— EXERCISE GOAL —
Write only how many lines of the listing below include the string "JSON".

— DATA PROVIDED —
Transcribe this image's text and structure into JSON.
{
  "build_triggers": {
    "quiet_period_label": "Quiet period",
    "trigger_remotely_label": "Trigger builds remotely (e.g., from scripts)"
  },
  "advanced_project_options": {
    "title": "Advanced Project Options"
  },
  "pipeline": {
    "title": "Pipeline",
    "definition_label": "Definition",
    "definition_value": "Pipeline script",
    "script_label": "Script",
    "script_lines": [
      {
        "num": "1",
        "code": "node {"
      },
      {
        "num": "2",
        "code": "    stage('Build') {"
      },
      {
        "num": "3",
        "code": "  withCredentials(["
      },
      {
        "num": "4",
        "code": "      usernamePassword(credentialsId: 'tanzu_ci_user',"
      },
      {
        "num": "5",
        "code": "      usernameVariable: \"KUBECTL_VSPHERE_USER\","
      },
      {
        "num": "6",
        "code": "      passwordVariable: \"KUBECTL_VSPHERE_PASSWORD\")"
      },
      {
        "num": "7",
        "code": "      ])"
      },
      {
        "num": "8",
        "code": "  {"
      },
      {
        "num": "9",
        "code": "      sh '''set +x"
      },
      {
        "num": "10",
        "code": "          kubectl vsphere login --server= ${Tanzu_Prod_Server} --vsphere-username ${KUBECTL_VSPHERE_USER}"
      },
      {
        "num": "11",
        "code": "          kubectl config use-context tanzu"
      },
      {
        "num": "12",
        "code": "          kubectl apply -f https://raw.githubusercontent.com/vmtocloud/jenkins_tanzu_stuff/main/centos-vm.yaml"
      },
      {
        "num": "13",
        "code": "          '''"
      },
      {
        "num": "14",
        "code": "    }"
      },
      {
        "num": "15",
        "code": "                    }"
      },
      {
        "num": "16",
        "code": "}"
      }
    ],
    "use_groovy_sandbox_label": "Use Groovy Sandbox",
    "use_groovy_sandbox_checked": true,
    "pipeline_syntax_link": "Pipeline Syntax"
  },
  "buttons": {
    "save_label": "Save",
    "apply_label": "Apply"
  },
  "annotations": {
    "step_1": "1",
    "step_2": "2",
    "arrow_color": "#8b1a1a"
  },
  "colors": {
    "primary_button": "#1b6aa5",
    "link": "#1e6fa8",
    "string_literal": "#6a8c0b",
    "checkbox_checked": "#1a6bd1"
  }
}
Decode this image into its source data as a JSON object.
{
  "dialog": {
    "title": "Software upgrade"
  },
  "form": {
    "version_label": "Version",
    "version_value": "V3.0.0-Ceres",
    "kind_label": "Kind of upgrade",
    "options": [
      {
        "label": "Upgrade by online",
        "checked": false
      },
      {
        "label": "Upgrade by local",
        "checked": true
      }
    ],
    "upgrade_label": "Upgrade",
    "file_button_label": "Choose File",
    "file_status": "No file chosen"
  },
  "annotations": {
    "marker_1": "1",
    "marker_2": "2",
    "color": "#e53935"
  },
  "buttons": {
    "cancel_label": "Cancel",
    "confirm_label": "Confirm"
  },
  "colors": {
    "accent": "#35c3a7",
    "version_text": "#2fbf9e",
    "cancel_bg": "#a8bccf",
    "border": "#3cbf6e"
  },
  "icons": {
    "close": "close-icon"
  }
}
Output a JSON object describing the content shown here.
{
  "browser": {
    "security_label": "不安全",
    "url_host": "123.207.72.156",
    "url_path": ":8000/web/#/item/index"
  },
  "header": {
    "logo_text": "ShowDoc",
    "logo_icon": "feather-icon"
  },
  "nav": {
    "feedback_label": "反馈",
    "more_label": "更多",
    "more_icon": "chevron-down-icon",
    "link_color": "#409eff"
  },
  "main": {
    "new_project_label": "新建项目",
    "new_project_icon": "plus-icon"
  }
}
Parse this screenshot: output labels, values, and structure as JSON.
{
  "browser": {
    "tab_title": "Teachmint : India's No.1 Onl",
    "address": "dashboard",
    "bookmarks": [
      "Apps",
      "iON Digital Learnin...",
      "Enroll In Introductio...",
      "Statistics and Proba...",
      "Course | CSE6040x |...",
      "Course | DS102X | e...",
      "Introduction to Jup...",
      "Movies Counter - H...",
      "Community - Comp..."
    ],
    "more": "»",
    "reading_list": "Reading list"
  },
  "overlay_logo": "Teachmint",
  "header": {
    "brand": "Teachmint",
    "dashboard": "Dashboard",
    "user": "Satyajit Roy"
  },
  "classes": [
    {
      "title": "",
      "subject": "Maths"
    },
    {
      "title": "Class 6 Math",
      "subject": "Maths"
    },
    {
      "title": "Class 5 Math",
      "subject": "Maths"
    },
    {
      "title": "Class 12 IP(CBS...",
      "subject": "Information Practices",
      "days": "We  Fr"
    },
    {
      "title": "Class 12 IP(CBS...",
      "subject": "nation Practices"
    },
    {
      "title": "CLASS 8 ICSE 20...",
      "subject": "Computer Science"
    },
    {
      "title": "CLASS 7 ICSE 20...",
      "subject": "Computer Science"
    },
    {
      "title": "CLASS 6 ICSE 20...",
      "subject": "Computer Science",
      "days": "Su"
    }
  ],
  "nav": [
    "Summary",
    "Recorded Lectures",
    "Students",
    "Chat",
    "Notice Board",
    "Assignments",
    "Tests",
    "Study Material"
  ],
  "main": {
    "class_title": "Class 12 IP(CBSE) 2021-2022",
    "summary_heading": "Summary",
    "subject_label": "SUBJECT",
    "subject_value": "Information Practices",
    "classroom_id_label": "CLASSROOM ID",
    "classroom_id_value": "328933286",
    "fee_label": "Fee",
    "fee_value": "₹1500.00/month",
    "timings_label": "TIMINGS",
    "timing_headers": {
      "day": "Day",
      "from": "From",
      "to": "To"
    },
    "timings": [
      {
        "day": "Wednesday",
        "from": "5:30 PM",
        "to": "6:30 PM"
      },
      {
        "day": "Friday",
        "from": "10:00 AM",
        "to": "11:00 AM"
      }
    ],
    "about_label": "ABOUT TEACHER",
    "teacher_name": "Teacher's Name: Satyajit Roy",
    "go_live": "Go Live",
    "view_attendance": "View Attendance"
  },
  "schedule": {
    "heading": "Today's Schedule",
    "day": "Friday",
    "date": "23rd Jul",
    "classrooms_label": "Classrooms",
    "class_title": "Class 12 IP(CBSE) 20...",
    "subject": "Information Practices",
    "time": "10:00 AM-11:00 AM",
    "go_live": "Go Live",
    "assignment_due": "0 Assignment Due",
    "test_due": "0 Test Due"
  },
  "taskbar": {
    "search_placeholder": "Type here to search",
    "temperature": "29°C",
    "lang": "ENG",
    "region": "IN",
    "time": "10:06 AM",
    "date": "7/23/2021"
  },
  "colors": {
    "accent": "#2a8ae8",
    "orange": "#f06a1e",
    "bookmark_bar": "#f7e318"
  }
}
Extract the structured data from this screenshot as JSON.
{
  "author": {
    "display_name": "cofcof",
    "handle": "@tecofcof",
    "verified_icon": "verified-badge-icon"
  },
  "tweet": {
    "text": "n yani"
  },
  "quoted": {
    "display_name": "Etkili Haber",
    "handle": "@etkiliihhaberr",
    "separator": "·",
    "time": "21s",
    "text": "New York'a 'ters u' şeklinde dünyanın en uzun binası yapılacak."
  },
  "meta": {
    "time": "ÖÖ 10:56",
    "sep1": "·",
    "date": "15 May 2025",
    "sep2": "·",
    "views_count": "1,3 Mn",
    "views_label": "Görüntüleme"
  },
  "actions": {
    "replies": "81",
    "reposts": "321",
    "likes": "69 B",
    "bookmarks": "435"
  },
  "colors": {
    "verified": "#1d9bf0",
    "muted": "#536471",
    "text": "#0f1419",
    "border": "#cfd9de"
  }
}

— TASK SOLUTION —
5